"The most important things students can do when they go home each day are play, eat dinner with their family, engage in conversations, help with family responsibilities and chores and read by themselves or with a family member," school principal Judith Martino wrote in a letter to parents.
The administration recently announced it is instituting homework-free periods for the upcoming academic year, setting aside one free weekend each semester and barring tests and projects from coming due immediately following a school break.
Another district school, Port Reading School #9, will also take part in the experiment, putting them on the cutting edge of a movement in New Jersey and elsewhere to make away-from-school time more meaningful and less stressful for today's students.
Times of Trenton Editorial Board| September 22, 2016 at 7:00 AM, updated September 22, 2016 at 7:09 AM
Philadelphia Inquirer--Camden's school test scores still lag, but some positives, too
There was some good news and more bad news in results released Wednesday for Camden students in the second year of a new standardized state test.
Nearly all schools in the struggling South Jersey district made slight progress in math and language arts on the Partnership for Assessment of Readiness for College and Careers (PARCC) exam.

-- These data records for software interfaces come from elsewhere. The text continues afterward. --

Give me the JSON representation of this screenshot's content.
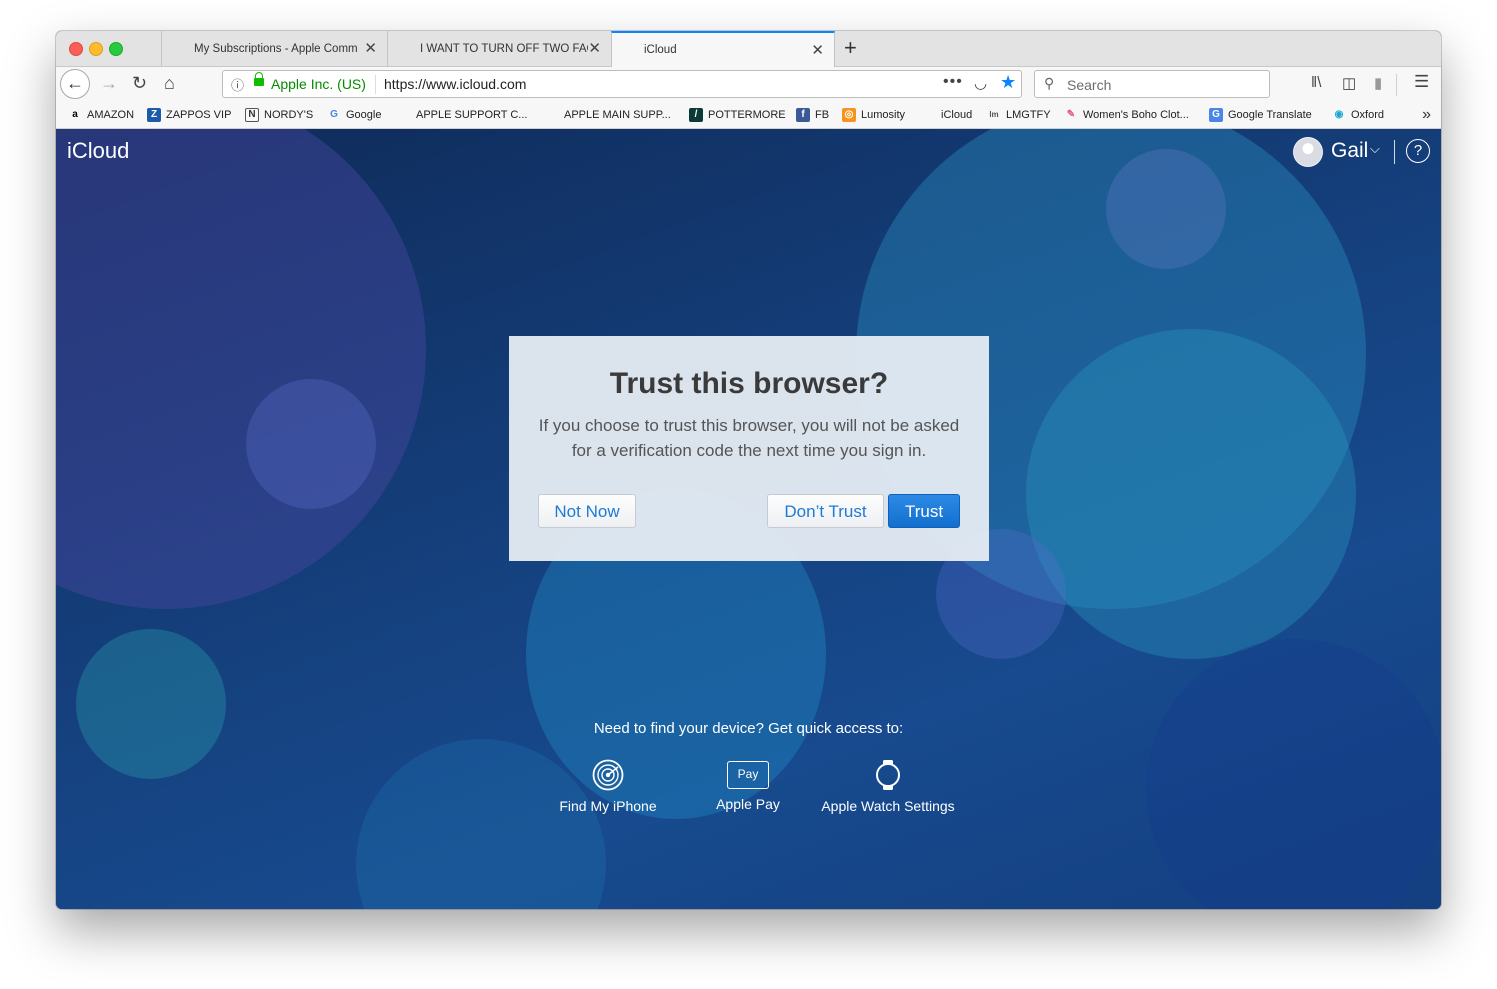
{
  "browser": {
    "tabs": [
      {
        "title": "My Subscriptions - Apple Comm",
        "icon": "apple-icon",
        "active": false
      },
      {
        "title": "I WANT TO TURN OFF TWO FAC",
        "icon": "apple-icon",
        "active": false
      },
      {
        "title": "iCloud",
        "icon": "apple-icon",
        "active": true
      }
    ],
    "url": {
      "organization": "Apple Inc. (US)",
      "address": "https://www.icloud.com"
    },
    "search": {
      "placeholder": "Search"
    },
    "bookmarks": [
      {
        "label": "AMAZON",
        "icon": "amazon-icon"
      },
      {
        "label": "ZAPPOS VIP",
        "icon": "zappos-icon"
      },
      {
        "label": "NORDY'S",
        "icon": "nordstrom-icon"
      },
      {
        "label": "Google",
        "icon": "google-icon"
      },
      {
        "label": "APPLE SUPPORT C...",
        "icon": "apple-icon"
      },
      {
        "label": "APPLE MAIN SUPP...",
        "icon": "apple-icon"
      },
      {
        "label": "POTTERMORE",
        "icon": "pottermore-icon"
      },
      {
        "label": "FB",
        "icon": "facebook-icon"
      },
      {
        "label": "Lumosity",
        "icon": "lumosity-icon"
      },
      {
        "label": "iCloud",
        "icon": "apple-icon"
      },
      {
        "label": "LMGTFY",
        "icon": "lmgtfy-icon"
      },
      {
        "label": "Women's Boho Clot...",
        "icon": "boho-icon"
      },
      {
        "label": "Google Translate",
        "icon": "google-translate-icon"
      },
      {
        "label": "Oxford",
        "icon": "oxford-icon"
      }
    ],
    "accent": "#0a84ff"
  },
  "icloud": {
    "brand": "iCloud",
    "user": "Gail",
    "dialog": {
      "title": "Trust this browser?",
      "body": "If you choose to trust this browser, you will not be asked for a verification code the next time you sign in.",
      "not_now": "Not Now",
      "dont_trust": "Don’t Trust",
      "trust": "Trust"
    },
    "quick_access": {
      "title": "Need to find your device? Get quick access to:",
      "items": [
        {
          "label": "Find My iPhone",
          "icon": "find-my-iphone-icon"
        },
        {
          "label": "Apple Pay",
          "icon": "apple-pay-icon",
          "badge": "Pay"
        },
        {
          "label": "Apple Watch Settings",
          "icon": "apple-watch-icon"
        }
      ]
    },
    "colors": {
      "primary_button": "#1a78d6",
      "background": "#15407d"
    }
  }
}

Students in grades three through 11 across the state took the exam last spring.
Despite the increase, the majority of Camden students in all grades failed to meet the state standard for their grade level. At the high school level, the results were grim, especially in math.
"Test scores are one of many ways we measure progress," Superintendent Paymon Rouhanifard said. "We have a long way still to go."
Language-arts scores for Camden's elementary- and middle-school students increased from 6.2 percent proficient last year to 10.9 percent. Math scores rose modestly, from 4.3 percent to 7.4 percent proficient.
Melanie Burney, Staff Writer |Updated: September 22, 2016 — 1:07 AM EDT
Education Week--Flashpoints Emerge as States Step Up ESSA Planning
Tight timelines loom as work continues
States are still moving through the gears of preparing their accountability systems and federally mandated plans under the new policy environment created by the Every Student Succeeds Act. Although a few flashpoints have already emerged, they're not the only issues that highlight the challenges states face.
The U.S. Department of Education's requirement in draft rules to have each school receive a single summative rating has led to particularly pronounced backlash in California and Kentucky. Flying in the face of those draft federal rules, California earlier this month approved a system without a summative rating for each school.
Some K-12 officials and advocates also are worried about what they see as a relatively tight timeline for identifying schools that need fundamental overhauls.
But plenty of other states are still deciding how exactly to tackle those issues, as well as others that may not be as prominent.
State leaders likely still have a good amount of time before their ESSA plans are due. The proposed regulations for state plans and accountability, released in May, would require states to turn in their plans by either March or July of next year. And those accountability regulations themselves likely won't be final until the end of this year.
By Andrew Ujifusa| September 20, 2016
Garden State Coalition of Schools